Records from a collection:

::::::

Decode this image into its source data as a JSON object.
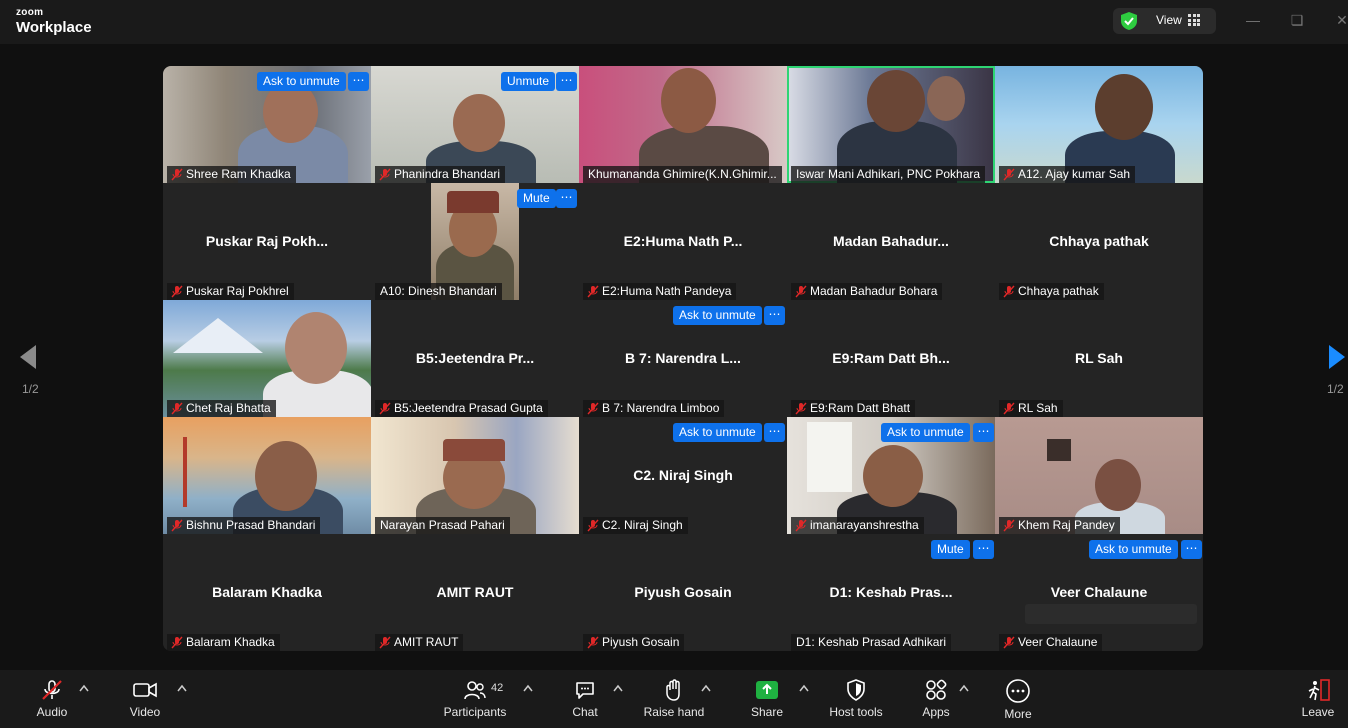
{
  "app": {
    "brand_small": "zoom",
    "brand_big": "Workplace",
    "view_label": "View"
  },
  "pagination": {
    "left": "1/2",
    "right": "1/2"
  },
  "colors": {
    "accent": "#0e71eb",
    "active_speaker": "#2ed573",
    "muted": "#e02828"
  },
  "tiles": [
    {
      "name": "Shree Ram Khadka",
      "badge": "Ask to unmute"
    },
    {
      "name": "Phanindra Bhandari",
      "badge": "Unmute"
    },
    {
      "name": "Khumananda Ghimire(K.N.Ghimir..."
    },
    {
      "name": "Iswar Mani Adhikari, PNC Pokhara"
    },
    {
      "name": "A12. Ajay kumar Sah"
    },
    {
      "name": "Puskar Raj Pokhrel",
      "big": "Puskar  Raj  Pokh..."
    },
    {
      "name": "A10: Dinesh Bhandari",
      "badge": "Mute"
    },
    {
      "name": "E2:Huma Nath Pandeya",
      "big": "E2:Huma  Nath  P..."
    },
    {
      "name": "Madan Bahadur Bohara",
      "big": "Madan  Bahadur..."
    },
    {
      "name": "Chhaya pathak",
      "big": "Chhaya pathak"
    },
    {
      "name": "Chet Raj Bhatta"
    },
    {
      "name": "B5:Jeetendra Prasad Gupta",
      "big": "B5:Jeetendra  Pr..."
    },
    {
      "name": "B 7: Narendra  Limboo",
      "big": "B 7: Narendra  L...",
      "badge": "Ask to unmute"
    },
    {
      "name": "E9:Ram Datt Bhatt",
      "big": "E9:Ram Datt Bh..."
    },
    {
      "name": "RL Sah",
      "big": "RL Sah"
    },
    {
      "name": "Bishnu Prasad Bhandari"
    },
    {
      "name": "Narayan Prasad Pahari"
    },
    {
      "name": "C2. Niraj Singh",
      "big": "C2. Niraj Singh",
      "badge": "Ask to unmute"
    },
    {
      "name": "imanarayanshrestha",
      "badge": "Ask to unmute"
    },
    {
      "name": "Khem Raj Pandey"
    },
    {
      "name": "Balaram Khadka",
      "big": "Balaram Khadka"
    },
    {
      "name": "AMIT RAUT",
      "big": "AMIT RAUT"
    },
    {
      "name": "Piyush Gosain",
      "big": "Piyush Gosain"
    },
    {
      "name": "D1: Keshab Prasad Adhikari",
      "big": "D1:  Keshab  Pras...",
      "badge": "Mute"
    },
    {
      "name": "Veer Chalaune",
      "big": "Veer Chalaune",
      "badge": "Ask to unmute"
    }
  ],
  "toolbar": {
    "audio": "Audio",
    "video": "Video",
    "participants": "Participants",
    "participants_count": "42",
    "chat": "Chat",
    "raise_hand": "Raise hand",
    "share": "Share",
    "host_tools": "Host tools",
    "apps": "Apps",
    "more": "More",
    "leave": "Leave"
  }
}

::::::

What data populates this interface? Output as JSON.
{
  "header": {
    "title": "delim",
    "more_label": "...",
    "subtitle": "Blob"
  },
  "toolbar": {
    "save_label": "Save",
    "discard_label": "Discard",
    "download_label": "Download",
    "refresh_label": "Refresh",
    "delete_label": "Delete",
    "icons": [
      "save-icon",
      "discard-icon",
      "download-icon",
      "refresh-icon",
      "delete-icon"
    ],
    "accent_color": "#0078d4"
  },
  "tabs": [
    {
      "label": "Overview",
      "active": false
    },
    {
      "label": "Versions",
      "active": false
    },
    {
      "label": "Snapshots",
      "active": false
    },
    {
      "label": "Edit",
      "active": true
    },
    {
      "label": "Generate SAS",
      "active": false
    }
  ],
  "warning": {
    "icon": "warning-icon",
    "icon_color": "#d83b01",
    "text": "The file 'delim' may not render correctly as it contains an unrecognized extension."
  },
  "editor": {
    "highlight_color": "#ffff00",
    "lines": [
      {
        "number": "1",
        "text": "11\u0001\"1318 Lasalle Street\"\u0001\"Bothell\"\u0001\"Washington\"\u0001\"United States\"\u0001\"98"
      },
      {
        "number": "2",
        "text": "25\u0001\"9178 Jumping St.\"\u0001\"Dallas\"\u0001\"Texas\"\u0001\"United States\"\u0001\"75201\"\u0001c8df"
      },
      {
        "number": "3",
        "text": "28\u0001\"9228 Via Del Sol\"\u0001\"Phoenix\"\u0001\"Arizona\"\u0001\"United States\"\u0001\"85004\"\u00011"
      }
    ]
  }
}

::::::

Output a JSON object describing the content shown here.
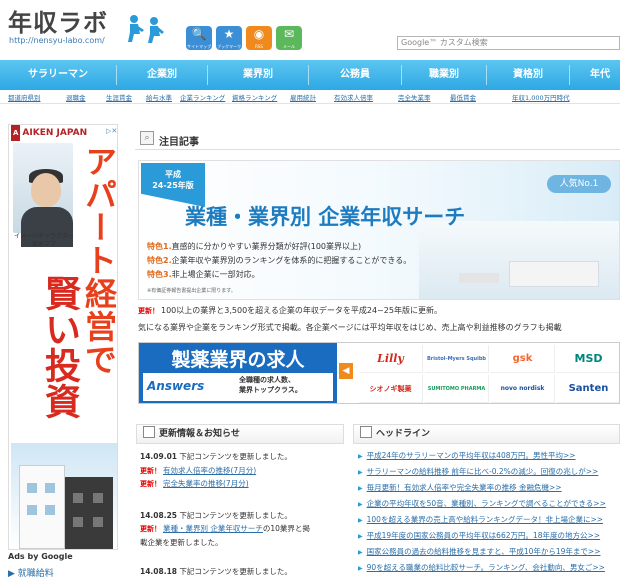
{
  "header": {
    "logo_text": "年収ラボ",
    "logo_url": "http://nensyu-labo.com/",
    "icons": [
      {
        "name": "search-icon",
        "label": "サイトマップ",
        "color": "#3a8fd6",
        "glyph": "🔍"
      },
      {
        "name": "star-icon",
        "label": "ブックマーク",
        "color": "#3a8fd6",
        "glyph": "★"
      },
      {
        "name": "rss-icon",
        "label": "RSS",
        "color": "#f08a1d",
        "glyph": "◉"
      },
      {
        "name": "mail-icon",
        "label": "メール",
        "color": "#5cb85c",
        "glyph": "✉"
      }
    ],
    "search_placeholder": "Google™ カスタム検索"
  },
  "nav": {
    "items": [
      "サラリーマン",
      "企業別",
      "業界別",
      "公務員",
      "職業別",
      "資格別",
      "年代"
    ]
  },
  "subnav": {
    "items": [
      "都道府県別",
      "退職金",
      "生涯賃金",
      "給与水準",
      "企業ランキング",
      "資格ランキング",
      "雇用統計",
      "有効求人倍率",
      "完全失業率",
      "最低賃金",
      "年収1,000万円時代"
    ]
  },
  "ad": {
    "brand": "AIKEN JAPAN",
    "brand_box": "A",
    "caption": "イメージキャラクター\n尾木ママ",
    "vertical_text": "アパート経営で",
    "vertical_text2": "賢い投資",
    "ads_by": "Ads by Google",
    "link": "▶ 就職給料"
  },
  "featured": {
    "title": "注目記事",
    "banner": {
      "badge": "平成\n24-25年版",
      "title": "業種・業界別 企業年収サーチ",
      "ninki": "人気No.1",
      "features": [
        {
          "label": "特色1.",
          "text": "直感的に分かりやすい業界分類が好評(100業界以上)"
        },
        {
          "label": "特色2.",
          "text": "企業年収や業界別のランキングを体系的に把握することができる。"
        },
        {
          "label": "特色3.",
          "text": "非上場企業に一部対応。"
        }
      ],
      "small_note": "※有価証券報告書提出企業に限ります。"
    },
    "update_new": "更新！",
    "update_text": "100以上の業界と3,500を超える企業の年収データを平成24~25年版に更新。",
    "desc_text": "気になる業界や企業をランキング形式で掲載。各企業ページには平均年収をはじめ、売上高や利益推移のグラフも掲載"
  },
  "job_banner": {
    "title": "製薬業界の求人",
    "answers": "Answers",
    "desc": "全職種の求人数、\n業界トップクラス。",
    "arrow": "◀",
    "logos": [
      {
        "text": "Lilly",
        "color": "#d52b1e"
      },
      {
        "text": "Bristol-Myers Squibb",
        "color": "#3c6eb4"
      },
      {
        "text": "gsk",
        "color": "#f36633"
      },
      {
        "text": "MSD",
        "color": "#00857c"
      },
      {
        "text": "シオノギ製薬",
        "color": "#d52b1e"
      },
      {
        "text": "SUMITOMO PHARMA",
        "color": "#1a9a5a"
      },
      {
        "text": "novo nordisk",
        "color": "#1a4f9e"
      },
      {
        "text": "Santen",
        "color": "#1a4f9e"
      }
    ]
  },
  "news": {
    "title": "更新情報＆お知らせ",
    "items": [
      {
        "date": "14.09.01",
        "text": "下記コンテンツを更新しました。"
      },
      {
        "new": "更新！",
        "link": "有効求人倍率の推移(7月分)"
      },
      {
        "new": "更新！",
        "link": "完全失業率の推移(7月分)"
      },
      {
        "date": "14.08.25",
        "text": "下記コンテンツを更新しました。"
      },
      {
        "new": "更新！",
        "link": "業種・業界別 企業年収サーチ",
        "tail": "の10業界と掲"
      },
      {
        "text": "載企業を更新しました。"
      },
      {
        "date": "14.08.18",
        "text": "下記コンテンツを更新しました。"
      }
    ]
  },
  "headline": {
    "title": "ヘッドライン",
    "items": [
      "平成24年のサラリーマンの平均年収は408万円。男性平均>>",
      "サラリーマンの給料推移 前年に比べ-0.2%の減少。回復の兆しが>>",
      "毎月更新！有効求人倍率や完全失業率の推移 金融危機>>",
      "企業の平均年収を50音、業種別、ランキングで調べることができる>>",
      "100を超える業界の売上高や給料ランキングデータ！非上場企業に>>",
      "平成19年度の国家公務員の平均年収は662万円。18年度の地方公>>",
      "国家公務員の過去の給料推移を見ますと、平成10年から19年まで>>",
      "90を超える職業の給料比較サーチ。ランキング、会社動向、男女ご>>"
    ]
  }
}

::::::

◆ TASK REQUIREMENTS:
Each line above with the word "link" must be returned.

◆ RESULT OF THIS EXERCISE:
    "link": "▶ 就職給料"
        "link": "有効求人倍率の推移(7月分)"
        "link": "完全失業率の推移(7月分)"
        "link": "業種・業界別 企業年収サーチ",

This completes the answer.